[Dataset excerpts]
***
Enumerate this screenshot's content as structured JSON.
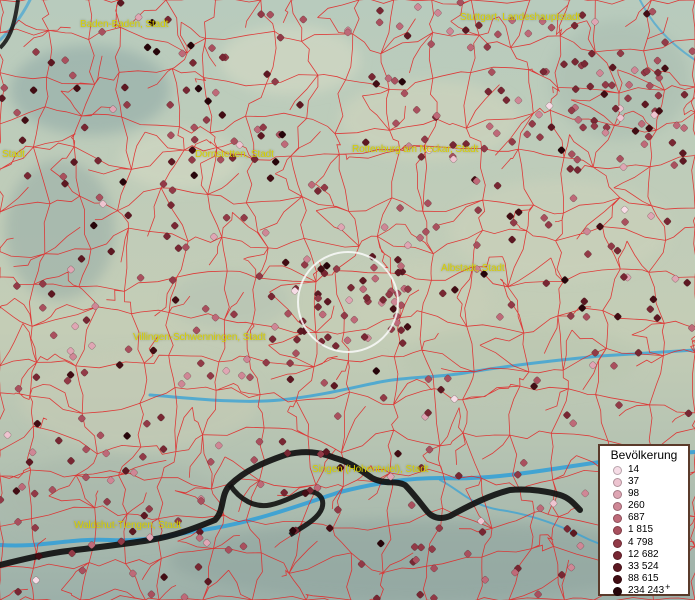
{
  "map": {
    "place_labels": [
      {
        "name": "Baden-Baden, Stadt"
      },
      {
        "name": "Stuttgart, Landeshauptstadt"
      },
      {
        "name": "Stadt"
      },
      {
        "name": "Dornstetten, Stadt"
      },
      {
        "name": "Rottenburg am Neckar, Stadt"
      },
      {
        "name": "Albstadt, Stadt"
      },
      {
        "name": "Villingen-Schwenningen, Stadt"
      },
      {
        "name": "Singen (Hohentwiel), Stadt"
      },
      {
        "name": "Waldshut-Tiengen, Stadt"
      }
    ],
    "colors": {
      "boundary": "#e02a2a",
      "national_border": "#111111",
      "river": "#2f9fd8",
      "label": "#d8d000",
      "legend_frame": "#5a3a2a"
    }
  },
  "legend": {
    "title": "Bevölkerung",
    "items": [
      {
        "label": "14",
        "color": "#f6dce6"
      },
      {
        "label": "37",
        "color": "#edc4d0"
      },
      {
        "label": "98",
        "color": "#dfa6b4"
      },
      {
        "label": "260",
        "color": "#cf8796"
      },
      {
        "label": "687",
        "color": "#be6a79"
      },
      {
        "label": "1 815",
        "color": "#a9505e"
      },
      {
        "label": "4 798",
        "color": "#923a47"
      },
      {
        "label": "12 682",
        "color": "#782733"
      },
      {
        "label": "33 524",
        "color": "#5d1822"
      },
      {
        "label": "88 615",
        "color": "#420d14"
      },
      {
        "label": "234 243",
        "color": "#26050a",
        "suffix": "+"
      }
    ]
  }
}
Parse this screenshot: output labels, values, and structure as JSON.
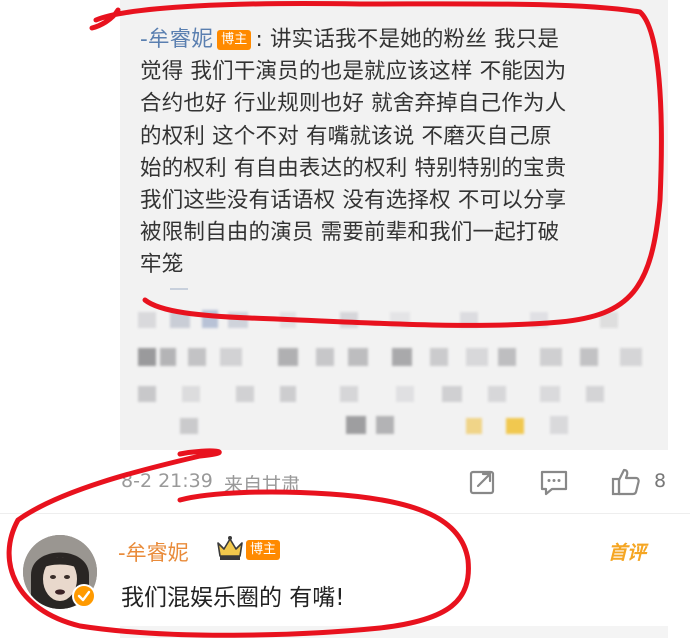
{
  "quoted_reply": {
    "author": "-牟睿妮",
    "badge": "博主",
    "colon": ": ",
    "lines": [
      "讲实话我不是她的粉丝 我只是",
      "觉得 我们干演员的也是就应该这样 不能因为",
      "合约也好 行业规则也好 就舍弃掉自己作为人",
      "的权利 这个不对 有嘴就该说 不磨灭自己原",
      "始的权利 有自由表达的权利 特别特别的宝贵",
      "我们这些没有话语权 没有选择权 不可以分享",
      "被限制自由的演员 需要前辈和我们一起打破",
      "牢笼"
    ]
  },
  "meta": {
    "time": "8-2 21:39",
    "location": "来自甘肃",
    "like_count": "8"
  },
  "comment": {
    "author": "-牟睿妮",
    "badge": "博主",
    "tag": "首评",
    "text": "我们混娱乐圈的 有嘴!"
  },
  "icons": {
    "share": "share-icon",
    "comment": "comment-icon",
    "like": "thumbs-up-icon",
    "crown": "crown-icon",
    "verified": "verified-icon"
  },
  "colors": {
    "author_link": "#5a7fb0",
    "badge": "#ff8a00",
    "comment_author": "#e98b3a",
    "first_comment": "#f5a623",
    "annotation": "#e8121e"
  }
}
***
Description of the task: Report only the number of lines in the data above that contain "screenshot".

Answer to the problem: 2